“This decision moves us closer to Independent Sector’s position that nonprofits should disclose donors who fund partisan political activity,” said Allison Grayson, director of policy development and analysis at Independent Sector. “However, we urge the FEC to quickly provide guidance to help nonprofits comply with this rule change. It also is important to note, debates around donor disclosure and the Johnson Amendment are symptoms of a broader problem: confusing and conflicting political activity rules governing nonprofits.
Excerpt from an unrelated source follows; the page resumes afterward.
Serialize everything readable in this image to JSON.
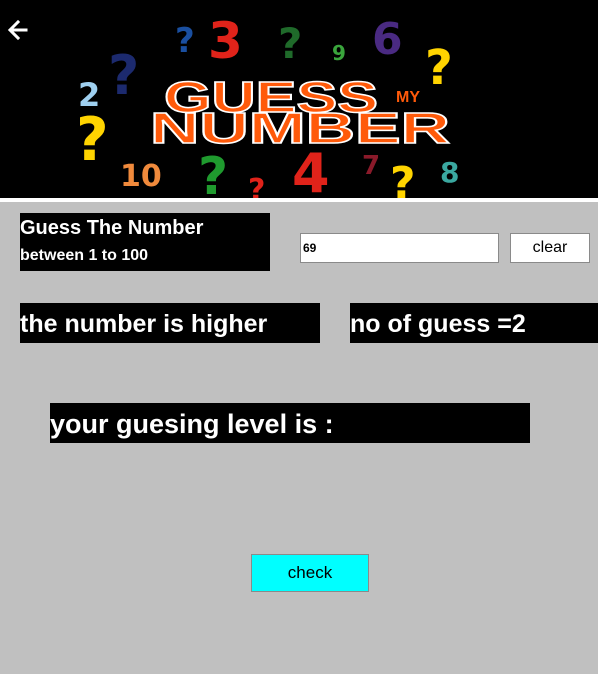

We must proactively work to align and clarify political activity rules to protect the public’s trust in the nonprofit sector,” she said in a statement.

The case was brought by Citizens for Responsibility and Ethics (CREW) against Crossroads GPS after the FEC dismissed its 2012 complaint. The decision, effectively immediately, means that contributors for a major category of dark money spending in this fall’s elections will have to be disclosed publicly, according to CREW.

“This is a great day for transparency and democracy,” CREW Executive Director Noah Bookbinder said. “Three courts, including the Supreme Court, have now rejected Crossroads’ arguments for a stay, meaning we’re about to know a lot more about who is funding our elections,” he said in a statement after the decision.

CREW filed suit against the FEC in February 2016, challenging the dismissal of a 2012 complaint filed against Crossroads GPS, a conservative group led by former George W. Bush advisor Karl Rove, for failing to disclose names of donors who funded the group’s campaign ads.

Last month, a U.S. District Court judge ruled in CREW’s favor, giving the FEC 45 days to issue a new regulation to require donor disclosure. The D.C. Circuit Court then declined a request by Crossroads GPS for an emergency stay. Chief Justice Roberts on Saturday stayed the lower court’s ruling but the full Supreme Court vacated that, allowing the District Court ruling to stand.

Other organizations said they were still studying the case and its potential impacts.

“For this election, the way it stands now, all 501(c)(4)s will have to be reporting their who their contributors are,” Delaney said.

  • Citizens for Responsibility and Ethics in Washington
  • Crossroads GPS
  • elections
  • Federal Election Commission
  • Independent Sector
  • National Council of Nonprofits
  • U.S. Supreme Court